What lines in the entries hold the string "placeholder"? List them.

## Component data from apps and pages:
——
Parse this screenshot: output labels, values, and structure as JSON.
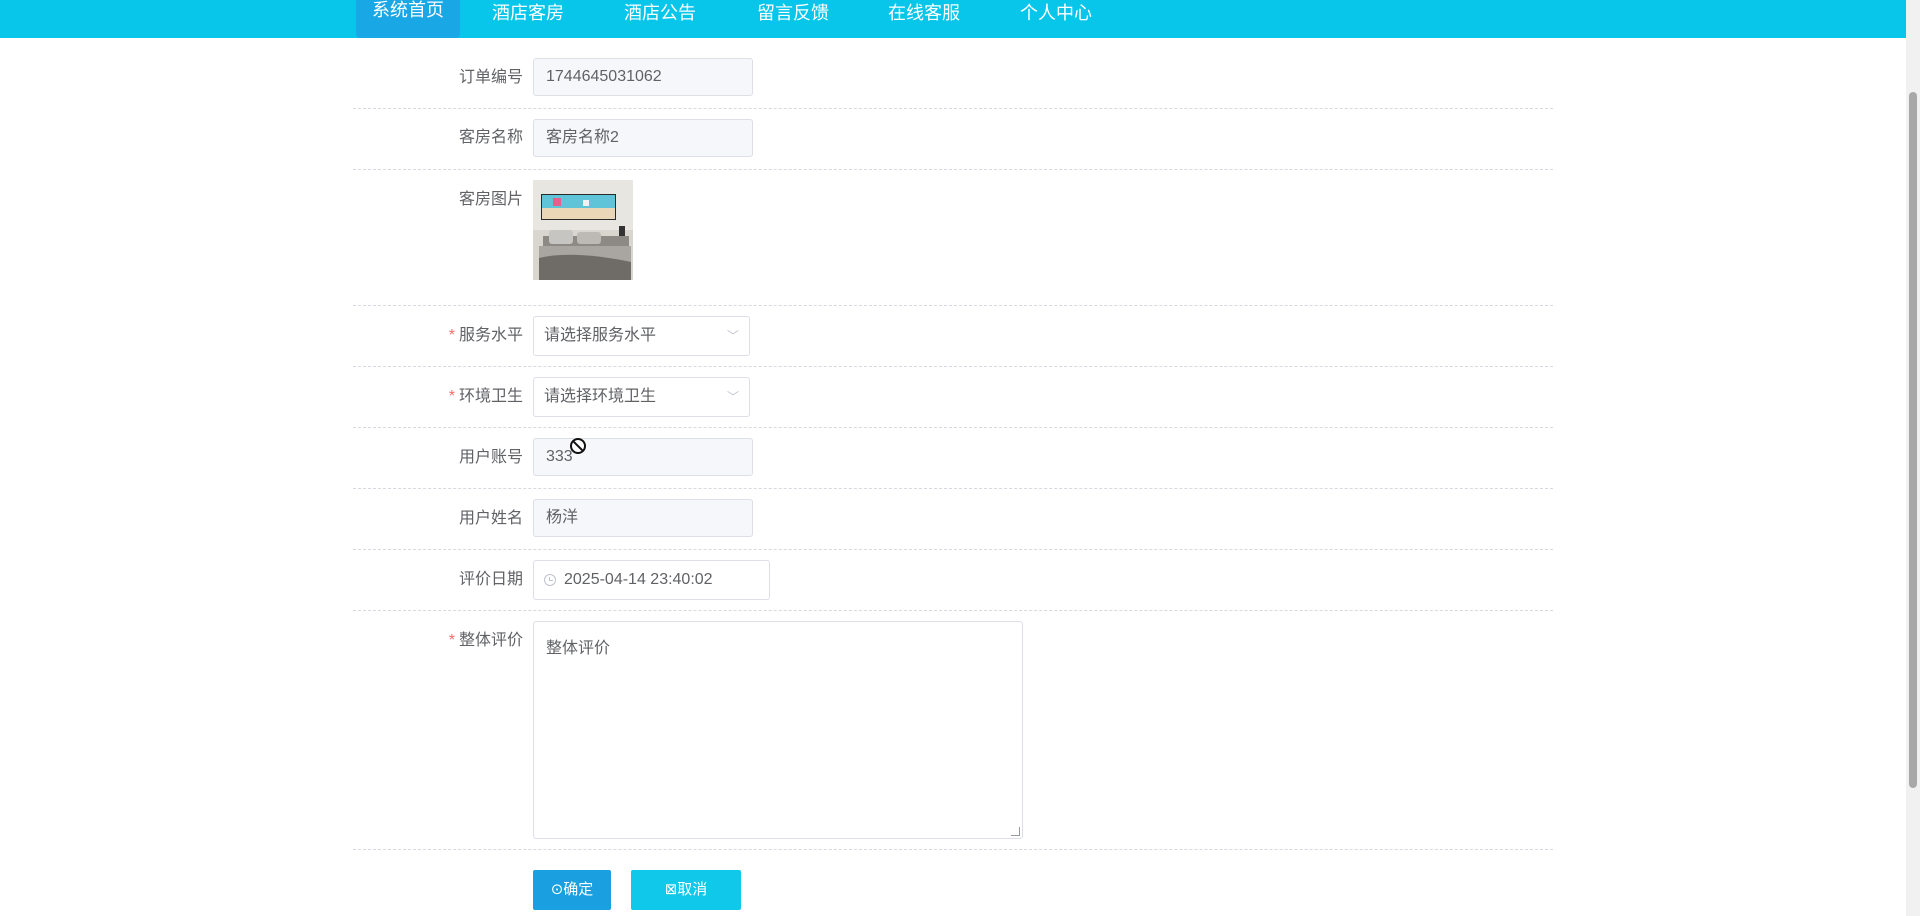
{
  "nav": {
    "items": [
      {
        "label": "系统首页",
        "active": true
      },
      {
        "label": "酒店客房"
      },
      {
        "label": "酒店公告"
      },
      {
        "label": "留言反馈"
      },
      {
        "label": "在线客服"
      },
      {
        "label": "个人中心"
      }
    ]
  },
  "form": {
    "order_no": {
      "label": "订单编号",
      "value": "1744645031062"
    },
    "room_name": {
      "label": "客房名称",
      "value": "客房名称2"
    },
    "room_image": {
      "label": "客房图片"
    },
    "service_level": {
      "label": "服务水平",
      "placeholder": "请选择服务水平"
    },
    "hygiene": {
      "label": "环境卫生",
      "placeholder": "请选择环境卫生"
    },
    "user_account": {
      "label": "用户账号",
      "value": "333"
    },
    "user_name": {
      "label": "用户姓名",
      "value": "杨洋"
    },
    "review_date": {
      "label": "评价日期",
      "value": "2025-04-14 23:40:02"
    },
    "overall": {
      "label": "整体评价",
      "placeholder": "整体评价"
    },
    "required_mark": "*"
  },
  "buttons": {
    "confirm": "⊙确定",
    "cancel": "⊠取消"
  },
  "colors": {
    "nav_bg": "#08c6ea",
    "nav_active": "#1aa7e6",
    "confirm_bg": "#1a9fe0",
    "cancel_bg": "#10c8ea",
    "required": "#f56c6c"
  }
}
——
## RESULT FOR THIS TASK:
      "placeholder": "请选择服务水平"
      "placeholder": "请选择环境卫生"
      "placeholder": "整体评价"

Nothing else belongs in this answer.